Political campaign management has become a very lucrative and in-demand field, especially in large statewide and federal races, and a quality campaign manager can help you run a much more professional and effective race . If you’re not running in a congressional or similarly large-scale race, though, you’ve probably wondered whether it’s worth the time and effort to hire a campaign manager to help with your election bid.
Here’s a quick disclaimer: as a former professional political campaign consultant, my opinion is a bit biased. Still, I can’t imagine a candidate making a serious bid for a larger elected office without a professional campaign manager to keep the behind-the-scenes political machine running smoothly.
Scheduling, fundraising, media outreach, all-around problem solving, message development and polling, staff hiring and firing . . . all of these aspects and more can be handled effectively be an experienced campaign manager. The right manager can take a huge amount of weight off of the political candidate’s shoulders, allowing the candidate to focus on campaigning and raising money.

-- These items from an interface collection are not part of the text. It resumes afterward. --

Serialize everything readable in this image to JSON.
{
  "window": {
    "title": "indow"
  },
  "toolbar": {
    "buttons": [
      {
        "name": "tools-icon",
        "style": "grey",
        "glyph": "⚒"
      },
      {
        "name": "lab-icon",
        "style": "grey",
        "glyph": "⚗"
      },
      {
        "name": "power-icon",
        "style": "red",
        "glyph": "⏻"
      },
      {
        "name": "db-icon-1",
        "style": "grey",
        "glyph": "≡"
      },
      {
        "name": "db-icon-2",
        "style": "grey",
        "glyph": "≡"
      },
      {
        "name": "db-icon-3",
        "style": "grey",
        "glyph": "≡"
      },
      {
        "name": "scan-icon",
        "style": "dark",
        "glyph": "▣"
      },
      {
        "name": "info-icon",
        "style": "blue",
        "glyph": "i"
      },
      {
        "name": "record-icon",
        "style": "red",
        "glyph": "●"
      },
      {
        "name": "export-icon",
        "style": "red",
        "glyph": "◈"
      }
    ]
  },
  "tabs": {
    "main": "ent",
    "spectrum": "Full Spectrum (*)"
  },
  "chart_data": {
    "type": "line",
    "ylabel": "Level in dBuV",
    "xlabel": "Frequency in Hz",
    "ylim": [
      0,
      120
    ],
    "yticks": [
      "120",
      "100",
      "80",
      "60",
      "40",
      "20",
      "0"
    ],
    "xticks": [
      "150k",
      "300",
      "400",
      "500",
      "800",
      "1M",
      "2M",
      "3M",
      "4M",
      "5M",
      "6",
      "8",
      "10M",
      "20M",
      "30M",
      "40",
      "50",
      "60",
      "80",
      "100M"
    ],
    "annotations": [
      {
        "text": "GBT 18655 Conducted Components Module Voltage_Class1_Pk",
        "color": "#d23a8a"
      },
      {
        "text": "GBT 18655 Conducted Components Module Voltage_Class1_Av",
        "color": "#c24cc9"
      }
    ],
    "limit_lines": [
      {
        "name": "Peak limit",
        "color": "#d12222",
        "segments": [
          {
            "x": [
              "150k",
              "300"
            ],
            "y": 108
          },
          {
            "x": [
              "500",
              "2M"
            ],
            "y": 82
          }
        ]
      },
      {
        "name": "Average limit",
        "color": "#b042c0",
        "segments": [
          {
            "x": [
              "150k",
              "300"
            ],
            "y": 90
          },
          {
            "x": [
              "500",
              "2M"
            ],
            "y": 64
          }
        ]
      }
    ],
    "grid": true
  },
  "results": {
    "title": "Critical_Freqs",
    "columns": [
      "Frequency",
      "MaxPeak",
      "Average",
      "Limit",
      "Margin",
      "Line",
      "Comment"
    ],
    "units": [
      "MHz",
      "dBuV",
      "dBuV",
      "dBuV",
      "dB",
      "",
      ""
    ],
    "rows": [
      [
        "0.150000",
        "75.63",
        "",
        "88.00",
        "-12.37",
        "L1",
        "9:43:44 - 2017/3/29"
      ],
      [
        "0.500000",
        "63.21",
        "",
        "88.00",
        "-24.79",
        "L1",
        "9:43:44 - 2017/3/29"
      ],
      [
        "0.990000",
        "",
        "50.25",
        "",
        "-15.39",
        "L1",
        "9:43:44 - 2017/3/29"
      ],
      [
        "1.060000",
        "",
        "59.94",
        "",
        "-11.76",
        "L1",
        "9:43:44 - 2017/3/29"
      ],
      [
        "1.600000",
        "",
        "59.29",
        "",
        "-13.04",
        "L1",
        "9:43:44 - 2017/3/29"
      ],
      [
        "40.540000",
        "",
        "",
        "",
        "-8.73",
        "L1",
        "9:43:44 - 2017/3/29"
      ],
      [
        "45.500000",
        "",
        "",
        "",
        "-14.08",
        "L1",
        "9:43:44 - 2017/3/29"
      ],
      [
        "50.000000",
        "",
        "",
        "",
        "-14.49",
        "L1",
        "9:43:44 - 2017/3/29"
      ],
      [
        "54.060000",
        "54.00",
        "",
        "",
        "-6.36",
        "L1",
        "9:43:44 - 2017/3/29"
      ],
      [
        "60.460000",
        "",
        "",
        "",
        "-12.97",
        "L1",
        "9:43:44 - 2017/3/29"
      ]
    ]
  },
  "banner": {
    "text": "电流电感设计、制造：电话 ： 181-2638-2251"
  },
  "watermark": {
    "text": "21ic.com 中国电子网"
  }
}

Still, as essential as campaign managers and staff are in larger races, a campaign manager can actually end up hurting a much smaller campaign. If you’re running for an office like city council, school board, or even mayor of a small city, the odds are that most of the duties that are traditionally performed by a campaign manager can be just as easily done by you.
Don’t get me wrong; it’s great to have volunteers that are willing to help with some of the more difficult tasks in your campaign. But an official campaign manager is unnecessary in smaller races, and can even end up causing a bit of confusion and squandering of valuable time.
Large campaign committees that are packed with people of various titles love to schedule brainstorming meetings, and they also tend to endlessly debate unimportant details. Most of the vital tasks that need to be performed in a smaller campaign are easily planned and implemented by the candidate himself, and too much manipulation from other sources can bog down a good local campaign plan.
If someone is interested in being your campaign manager and you think the role isn’t necessary, suggest instead that they take the title of “campaign chairperson.” Let them know that they will help your campaign in an advisory capacity, but that the day-to-day operations and decision making will be mainly done by you.
Remember: the more meetings you are having with members of a campaign committee, the less time you are dedicating to what really gets votes: knocking on doors, making phone calls, and writing letters, among many other things.
If you’re a candidate in a smaller local political race, you might want to forgo the naming of a campaign manager and instead manage the important elements yourself. As your political ambitions grow, you’ll find a professional campaign manager to be much more beneficial in larger races.